● **Website and app data records**:

::::

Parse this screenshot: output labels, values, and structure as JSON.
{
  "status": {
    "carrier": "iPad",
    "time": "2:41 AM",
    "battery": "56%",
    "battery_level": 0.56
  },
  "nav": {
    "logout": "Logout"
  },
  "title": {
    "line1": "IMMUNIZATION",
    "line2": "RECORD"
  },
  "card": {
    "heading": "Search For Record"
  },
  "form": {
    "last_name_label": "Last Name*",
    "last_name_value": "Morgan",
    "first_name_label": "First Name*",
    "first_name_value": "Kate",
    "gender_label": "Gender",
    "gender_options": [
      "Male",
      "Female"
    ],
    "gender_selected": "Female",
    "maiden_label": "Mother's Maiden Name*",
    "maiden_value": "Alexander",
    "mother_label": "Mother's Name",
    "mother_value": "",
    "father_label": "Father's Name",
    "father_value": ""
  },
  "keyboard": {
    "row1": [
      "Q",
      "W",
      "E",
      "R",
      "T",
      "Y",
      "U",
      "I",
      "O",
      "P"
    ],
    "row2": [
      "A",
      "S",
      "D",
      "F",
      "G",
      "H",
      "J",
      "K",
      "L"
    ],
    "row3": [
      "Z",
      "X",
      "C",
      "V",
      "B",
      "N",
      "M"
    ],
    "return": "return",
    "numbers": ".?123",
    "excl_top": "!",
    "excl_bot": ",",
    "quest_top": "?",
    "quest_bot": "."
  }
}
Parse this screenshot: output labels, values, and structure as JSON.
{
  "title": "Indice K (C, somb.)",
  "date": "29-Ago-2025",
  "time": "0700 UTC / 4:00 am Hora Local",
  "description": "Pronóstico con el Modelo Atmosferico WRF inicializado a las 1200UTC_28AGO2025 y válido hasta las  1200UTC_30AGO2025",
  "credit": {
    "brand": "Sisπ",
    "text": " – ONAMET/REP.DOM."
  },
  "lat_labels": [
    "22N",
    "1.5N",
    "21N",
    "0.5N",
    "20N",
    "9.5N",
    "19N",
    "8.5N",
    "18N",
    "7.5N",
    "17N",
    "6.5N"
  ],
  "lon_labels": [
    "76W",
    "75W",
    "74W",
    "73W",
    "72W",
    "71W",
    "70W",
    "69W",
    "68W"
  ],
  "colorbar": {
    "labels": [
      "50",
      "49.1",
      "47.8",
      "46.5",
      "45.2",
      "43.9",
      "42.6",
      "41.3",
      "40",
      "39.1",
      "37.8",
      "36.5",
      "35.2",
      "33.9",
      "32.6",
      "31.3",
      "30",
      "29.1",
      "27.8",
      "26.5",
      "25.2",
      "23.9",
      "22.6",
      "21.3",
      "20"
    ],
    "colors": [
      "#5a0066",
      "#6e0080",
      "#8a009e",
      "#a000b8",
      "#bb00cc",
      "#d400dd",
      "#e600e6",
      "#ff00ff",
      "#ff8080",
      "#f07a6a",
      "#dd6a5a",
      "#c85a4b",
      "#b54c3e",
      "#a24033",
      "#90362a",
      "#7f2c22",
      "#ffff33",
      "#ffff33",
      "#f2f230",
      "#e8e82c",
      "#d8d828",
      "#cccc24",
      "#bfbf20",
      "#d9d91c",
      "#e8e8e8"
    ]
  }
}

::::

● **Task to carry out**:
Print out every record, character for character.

● **Answer**:
Parse this screenshot: output labels, values, and structure as JSON.
{
  "status": {
    "carrier": "iPad",
    "time": "2:41 AM",
    "battery": "56%",
    "battery_level": 0.56
  },
  "nav": {
    "logout": "Logout"
  },
  "title": {
    "line1": "IMMUNIZATION",
    "line2": "RECORD"
  },
  "card": {
    "heading": "Search For Record"
  },
  "form": {
    "last_name_label": "Last Name*",
    "last_name_value": "Morgan",
    "first_name_label": "First Name*",
    "first_name_value": "Kate",
    "gender_label": "Gender",
    "gender_options": [
      "Male",
      "Female"
    ],
    "gender_selected": "Female",
    "maiden_label": "Mother's Maiden Name*",
    "maiden_value": "Alexander",
    "mother_label": "Mother's Name",
    "mother_value": "",
    "father_label": "Father's Name",
    "father_value": ""
  },
  "keyboard": {
    "row1": [
      "Q",
      "W",
      "E",
      "R",
      "T",
      "Y",
      "U",
      "I",
      "O",
      "P"
    ],
    "row2": [
      "A",
      "S",
      "D",
      "F",
      "G",
      "H",
      "J",
      "K",
      "L"
    ],
    "row3": [
      "Z",
      "X",
      "C",
      "V",
      "B",
      "N",
      "M"
    ],
    "return": "return",
    "numbers": ".?123",
    "excl_top": "!",
    "excl_bot": ",",
    "quest_top": "?",
    "quest_bot": "."
  }
}
Parse this screenshot: output labels, values, and structure as JSON.
{
  "title": "Indice K (C, somb.)",
  "date": "29-Ago-2025",
  "time": "0700 UTC / 4:00 am Hora Local",
  "description": "Pronóstico con el Modelo Atmosferico WRF inicializado a las 1200UTC_28AGO2025 y válido hasta las  1200UTC_30AGO2025",
  "credit": {
    "brand": "Sisπ",
    "text": " – ONAMET/REP.DOM."
  },
  "lat_labels": [
    "22N",
    "1.5N",
    "21N",
    "0.5N",
    "20N",
    "9.5N",
    "19N",
    "8.5N",
    "18N",
    "7.5N",
    "17N",
    "6.5N"
  ],
  "lon_labels": [
    "76W",
    "75W",
    "74W",
    "73W",
    "72W",
    "71W",
    "70W",
    "69W",
    "68W"
  ],
  "colorbar": {
    "labels": [
      "50",
      "49.1",
      "47.8",
      "46.5",
      "45.2",
      "43.9",
      "42.6",
      "41.3",
      "40",
      "39.1",
      "37.8",
      "36.5",
      "35.2",
      "33.9",
      "32.6",
      "31.3",
      "30",
      "29.1",
      "27.8",
      "26.5",
      "25.2",
      "23.9",
      "22.6",
      "21.3",
      "20"
    ],
    "colors": [
      "#5a0066",
      "#6e0080",
      "#8a009e",
      "#a000b8",
      "#bb00cc",
      "#d400dd",
      "#e600e6",
      "#ff00ff",
      "#ff8080",
      "#f07a6a",
      "#dd6a5a",
      "#c85a4b",
      "#b54c3e",
      "#a24033",
      "#90362a",
      "#7f2c22",
      "#ffff33",
      "#ffff33",
      "#f2f230",
      "#e8e82c",
      "#d8d828",
      "#cccc24",
      "#bfbf20",
      "#d9d91c",
      "#e8e8e8"
    ]
  }
}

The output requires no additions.